Bone support is crucial to keep in mind during aging. Osteopenia is a condition where bone density is lower than the average and osteoporosis occurs when there is loss of bone weakening them and making them prone to fractures.
When treating either of these conditions, there are key nutrients to consider to support bone growth and prevent further bone loss. This blog will primarily discuss those nutrients and will not delve into hormone replacement or bisphosphonates which are other avenues to consider.
Vitamin D3 is necessary to help your body properly absorb and regulate calcium and phosphorous. Sun exposure is the main way our bodies produce Vitamin D3 and most foods do not contain high amounts of Vitamin D. Some foods that do contain naturally occurring vitamin D include cod liver oil, mushrooms, egg yolk and salmon. Vitamin D deficiency is common and a major contributor of bone disease in the elderly. Blood work can be performed to determine your current Vitamin D level and can aid in your doctor recommending a specific dose of Vitamin D supplementation. It is also important to make sure you are not consuming too much Vitamin D through supplementation, as high levels could contribute to kidney stone formation.
Calcium is a mineral building block of bone. Food sources of calcium include yogurt, milk, cheese, tofu, kale and broccoli. Post-menopausal woman are recommended to consume 1,200mg total (dietary + supplemental) of calcium a day, not to exceed 2,000mg daily. There are many different forms of calcium to consider when taking supplemental calcium. Calcium carbonate is the least expensive form and is best absorbed with a low-iron meal. Calcium citrate and hydroxyapatite are other forms that are well absorbed and common in high quality supplements. It’s best to take supplements in divided doses and always take it away from any thyroid medication or iron supplements. Another aspect to consider is that adequate stomach acid is needed for calcium absorption, so medications such as proton pump inhibitors (PPIs) can have a negative impact.

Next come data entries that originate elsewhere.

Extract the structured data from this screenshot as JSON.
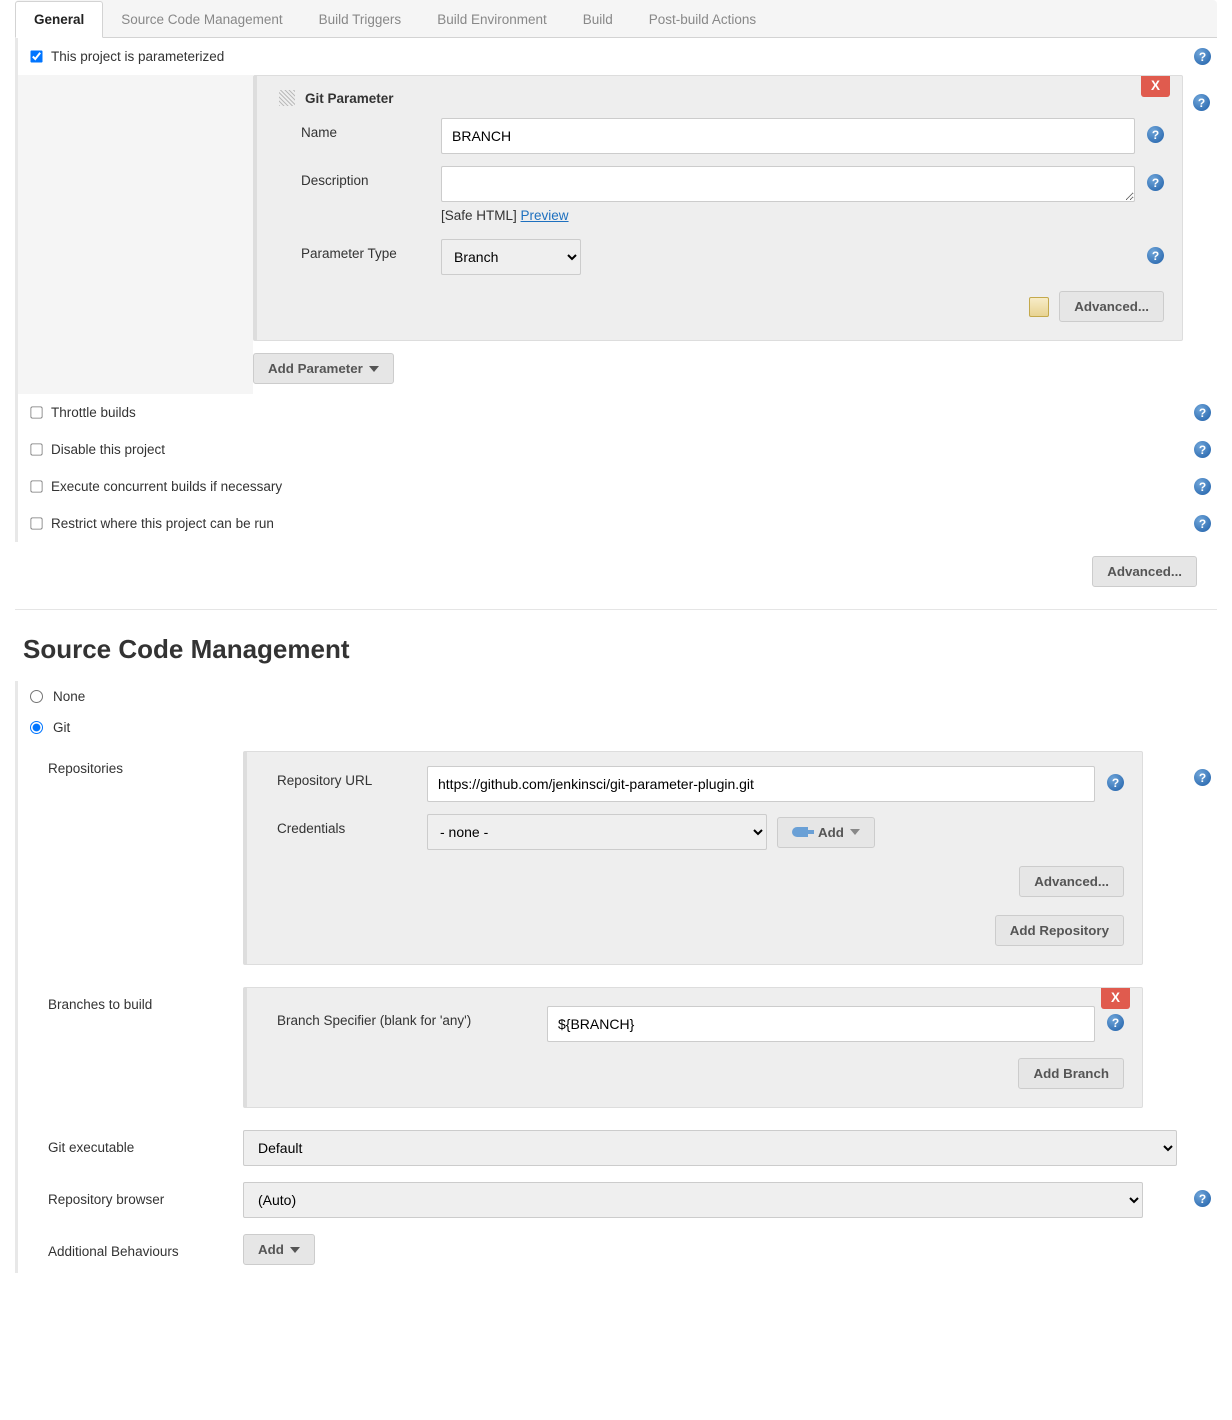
{
  "tabs": [
    "General",
    "Source Code Management",
    "Build Triggers",
    "Build Environment",
    "Build",
    "Post-build Actions"
  ],
  "general": {
    "parameterized_label": "This project is parameterized",
    "throttle_label": "Throttle builds",
    "disable_label": "Disable this project",
    "concurrent_label": "Execute concurrent builds if necessary",
    "restrict_label": "Restrict where this project can be run",
    "advanced_label": "Advanced...",
    "add_parameter_label": "Add Parameter"
  },
  "git_param": {
    "title": "Git Parameter",
    "close": "X",
    "name_label": "Name",
    "name_value": "BRANCH",
    "desc_label": "Description",
    "desc_value": "",
    "safe_html": "[Safe HTML]",
    "preview": "Preview",
    "type_label": "Parameter Type",
    "type_value": "Branch",
    "advanced_label": "Advanced..."
  },
  "scm": {
    "heading": "Source Code Management",
    "none_label": "None",
    "git_label": "Git",
    "repositories_label": "Repositories",
    "repo_url_label": "Repository URL",
    "repo_url_value": "https://github.com/jenkinsci/git-parameter-plugin.git",
    "credentials_label": "Credentials",
    "credentials_value": "- none -",
    "add_cred_label": "Add",
    "repo_advanced_label": "Advanced...",
    "add_repo_label": "Add Repository",
    "branches_label": "Branches to build",
    "branch_spec_label": "Branch Specifier (blank for 'any')",
    "branch_spec_value": "${BRANCH}",
    "add_branch_label": "Add Branch",
    "close": "X",
    "git_exec_label": "Git executable",
    "git_exec_value": "Default",
    "repo_browser_label": "Repository browser",
    "repo_browser_value": "(Auto)",
    "additional_label": "Additional Behaviours",
    "add_behaviour_label": "Add"
  }
}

Vitamin K2 is the form of Vitamin K that has been associated with bone health – with its ability to increase bone mineral density and increase bone strength. Dietary sources of Vitamin K include dark leafy vegetables, seeds and fermented foods such as natto and cheese. Vitamin K is necessary to direct calcium to the bones. Vitamin K exists in two menaquinones, MK-4 and MK-7. MK-4 has a shorter half-life in the body compared to MK-7 so ideally is taken in divided doses. Some studies have shown MK4 to be superior in its ability to reverse bone loss and reduce fractures.
Magnesium is a mineral that has functions in regulating muscle, nerve conduction and structural development of bone. Magnesium can help to reduce the risk of bone fractures. Dietary sources of magnesium include green leafy vegetables, legumes, nuts, seeds, whole grain and dairy products. There are various forms of magnesium that can be in supplements. Magnesium oxide and citrate can commonly cause loose stools. Magnesium glycinate is well tolerated and important for muscle and nerve health.
Minerals to consider when supporting bone health include Zinc, Copper and Boron.
If you’d like to get a bone health assessment, schedule a visit or a free brief meet and greet with one of our naturopathic doctors by calling 480-588-6856.